Instead, it was designed to bolster and encourage the premier now that he had adopted a warlike posture following the Ze’evi assassination.
As for deposing Arafat, the conventional wisdom among Israelis has long been that any successor to Arafat would be worse. The fundamentalist Hamas, growing increasingly popular in the Palestinian territories, would seize power.
After more than a year of Israeli-Palestinian violence, there is little love left for Arafat among Israeli moderates.
The conventional wisdom still holds true. But the prospect of a Hamas-led Palestinian entity no longer worries some Israeli hard-liners.
At least, they argue, it would not be wooed by Washington and the West to support the U.S.-led international anti-terror coalition.
Moreover, they say, if Arafat is toppled, the West Bank and Gaza Strip might not fall entirely into the hands of the Islamic fundamentalists.
Instead, the areas might be divided into fragments, in which local warlords –some perhaps amenable to Israeli influence — would divide up power.
In the eyes of these hard-liners, this would represent an improvement over the present, when terror and bloodshed against Israelis both in Israel and in the West Bank and Gaza have become an almost daily occurrence.
Where does Sharon stand in this evolving debate?
The answer, according to one well-placed source with frequent access to the prime minister, is that there is more than one Sharon.
According to this source, the premier, always a complex personality, is torn between competing pressures.
On the personal level, the general-turned-politician does not want to end his long career leading an open-ended war.
He has repeatedly declared that he would be ready to offer “painful concessions” for real peace with the Palestinians.
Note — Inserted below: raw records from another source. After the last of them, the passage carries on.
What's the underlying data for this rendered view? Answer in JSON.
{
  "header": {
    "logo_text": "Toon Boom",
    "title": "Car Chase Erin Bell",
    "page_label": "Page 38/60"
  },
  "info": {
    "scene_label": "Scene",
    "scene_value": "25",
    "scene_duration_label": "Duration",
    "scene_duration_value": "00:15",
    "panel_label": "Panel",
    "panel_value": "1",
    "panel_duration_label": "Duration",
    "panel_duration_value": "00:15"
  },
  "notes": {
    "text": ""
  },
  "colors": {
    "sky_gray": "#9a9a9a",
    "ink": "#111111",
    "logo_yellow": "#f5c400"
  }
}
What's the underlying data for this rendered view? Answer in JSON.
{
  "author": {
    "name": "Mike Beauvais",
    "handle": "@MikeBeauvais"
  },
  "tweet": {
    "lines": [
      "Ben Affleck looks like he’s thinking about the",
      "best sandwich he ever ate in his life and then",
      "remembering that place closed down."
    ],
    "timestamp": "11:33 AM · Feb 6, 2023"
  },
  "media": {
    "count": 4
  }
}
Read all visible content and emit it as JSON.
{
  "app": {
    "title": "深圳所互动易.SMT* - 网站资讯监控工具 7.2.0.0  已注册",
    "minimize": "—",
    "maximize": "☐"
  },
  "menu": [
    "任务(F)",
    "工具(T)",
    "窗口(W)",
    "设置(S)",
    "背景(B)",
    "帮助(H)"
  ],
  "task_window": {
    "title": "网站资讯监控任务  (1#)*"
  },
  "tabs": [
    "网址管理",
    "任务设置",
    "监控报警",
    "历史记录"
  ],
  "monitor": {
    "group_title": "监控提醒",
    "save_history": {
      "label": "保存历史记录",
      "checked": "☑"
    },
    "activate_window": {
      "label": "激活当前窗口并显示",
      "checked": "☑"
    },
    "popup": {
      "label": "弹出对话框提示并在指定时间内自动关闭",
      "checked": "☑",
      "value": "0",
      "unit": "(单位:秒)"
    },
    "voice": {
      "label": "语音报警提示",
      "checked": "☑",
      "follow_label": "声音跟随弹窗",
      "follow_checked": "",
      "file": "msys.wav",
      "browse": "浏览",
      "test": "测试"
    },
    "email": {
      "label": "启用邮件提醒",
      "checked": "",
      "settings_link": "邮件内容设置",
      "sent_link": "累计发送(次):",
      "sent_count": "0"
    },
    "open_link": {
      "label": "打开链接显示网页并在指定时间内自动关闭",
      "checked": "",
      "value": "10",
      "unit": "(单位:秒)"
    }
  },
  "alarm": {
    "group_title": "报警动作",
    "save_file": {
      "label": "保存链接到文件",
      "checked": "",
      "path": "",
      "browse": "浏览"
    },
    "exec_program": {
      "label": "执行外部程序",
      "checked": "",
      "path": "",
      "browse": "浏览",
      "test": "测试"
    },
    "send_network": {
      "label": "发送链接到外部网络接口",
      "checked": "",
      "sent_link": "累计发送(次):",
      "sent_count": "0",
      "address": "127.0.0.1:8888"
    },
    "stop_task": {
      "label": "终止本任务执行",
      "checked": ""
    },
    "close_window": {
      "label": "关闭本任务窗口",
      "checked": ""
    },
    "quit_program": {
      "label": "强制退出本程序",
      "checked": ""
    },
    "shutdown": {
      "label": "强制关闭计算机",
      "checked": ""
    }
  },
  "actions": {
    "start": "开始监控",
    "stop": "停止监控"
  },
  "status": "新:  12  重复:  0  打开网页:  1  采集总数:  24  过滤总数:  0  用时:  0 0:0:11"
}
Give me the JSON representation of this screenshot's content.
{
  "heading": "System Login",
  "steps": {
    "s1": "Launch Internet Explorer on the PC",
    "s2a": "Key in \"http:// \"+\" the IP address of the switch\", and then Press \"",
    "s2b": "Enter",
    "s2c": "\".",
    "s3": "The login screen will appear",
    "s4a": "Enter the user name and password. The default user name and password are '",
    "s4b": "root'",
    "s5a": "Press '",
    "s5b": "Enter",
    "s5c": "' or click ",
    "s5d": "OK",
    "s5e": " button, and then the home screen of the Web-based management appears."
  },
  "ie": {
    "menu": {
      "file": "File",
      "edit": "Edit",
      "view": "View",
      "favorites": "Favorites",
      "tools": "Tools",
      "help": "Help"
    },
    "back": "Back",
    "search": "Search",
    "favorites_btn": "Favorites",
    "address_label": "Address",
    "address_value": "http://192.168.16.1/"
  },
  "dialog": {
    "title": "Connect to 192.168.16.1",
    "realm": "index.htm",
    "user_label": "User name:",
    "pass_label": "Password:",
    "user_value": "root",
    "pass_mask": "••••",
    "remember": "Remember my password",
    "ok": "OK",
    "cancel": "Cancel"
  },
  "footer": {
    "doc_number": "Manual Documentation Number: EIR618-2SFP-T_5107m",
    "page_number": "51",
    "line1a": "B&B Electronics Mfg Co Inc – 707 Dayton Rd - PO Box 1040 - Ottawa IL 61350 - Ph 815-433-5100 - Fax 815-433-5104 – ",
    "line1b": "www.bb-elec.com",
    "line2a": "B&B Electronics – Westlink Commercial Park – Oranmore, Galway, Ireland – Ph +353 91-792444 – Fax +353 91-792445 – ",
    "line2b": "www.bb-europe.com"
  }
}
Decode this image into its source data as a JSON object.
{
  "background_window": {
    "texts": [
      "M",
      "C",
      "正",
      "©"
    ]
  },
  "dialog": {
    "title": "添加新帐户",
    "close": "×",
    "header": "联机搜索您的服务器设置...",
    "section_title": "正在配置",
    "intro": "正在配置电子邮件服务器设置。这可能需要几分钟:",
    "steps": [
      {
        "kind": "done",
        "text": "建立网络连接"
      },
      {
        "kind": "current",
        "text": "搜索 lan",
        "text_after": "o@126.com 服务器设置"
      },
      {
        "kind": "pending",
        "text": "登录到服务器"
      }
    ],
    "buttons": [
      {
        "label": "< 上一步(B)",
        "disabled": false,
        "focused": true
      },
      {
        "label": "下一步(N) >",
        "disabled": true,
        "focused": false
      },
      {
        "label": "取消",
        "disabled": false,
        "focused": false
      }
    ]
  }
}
His eight months of relative restraint — in the face of constant violent provocations by the Palestinians — demonstrate his desire to break through to peace.
At the same time, Sharon has not abandoned his fundamental ideological support for the right of Jews to settle everywhere in the Greater Land of Israel.
Add the U.S. pressures on Israel to back off from its military operations in the West Bank, and you have a truly beleaguered prime minister.
Domestic politics further exacerbate Sharon’s dilemma. He wants to maintain the unity government, and especially his partnership with Peres.
But he does not want to alienate his core constituency — the Likud, the Orthodox and the settlers — especially with former and would-be-future Prime Minister Benjamin Netanyahu ready to compete for leadership of the Likud.
At Monday night’s demonstration in Jerusalem, the leader of the National Religious Party, Rabbi Yitzhak Levy, demanded that Sharon make his choice: If the P.A. does indeed harbor terrorists, as Sharon has claimed, then the premier must fire Peres, who is visiting Washington making the opposite argument. One government cannot speak with two voices, Levy said.
Avigdor Lieberman, leader of the Israel, Our Home Party — which deferred its planned secession from the government following the killing of Ze’evi — demanded at the demonstration that Sharon formally declare the P.A. a terrorist enemy and order the army back into Palestinian areas of Hebron.
Otherwise, Lieberman said, his party would quit — as he had first announced when Israeli troops withdrew from Hebron last week.
Yet to do either of these would trigger an avalanche of American condemnation, and could well push Labor out of the coalition.
U.S. officials have come down hard on Arafat, too, publicly and in private.
They are demanding that he act against the PFLP, though they are not specifically endorsing Israel’s demand that he extradite the perpetrators of Ze’evi’s assassination to Israel.
If Arafat, under this arm-twisting, does take some credible action, this could at least partially defuse Sharon’s dilemma.
He could order the army out of the West Bank cities, claiming that the military incursions had achieved their goal.
In the short term, Sharon would have succeeded in balancing the conflicting pressures facing him.
In the longer term, however, his predicament is unenviable.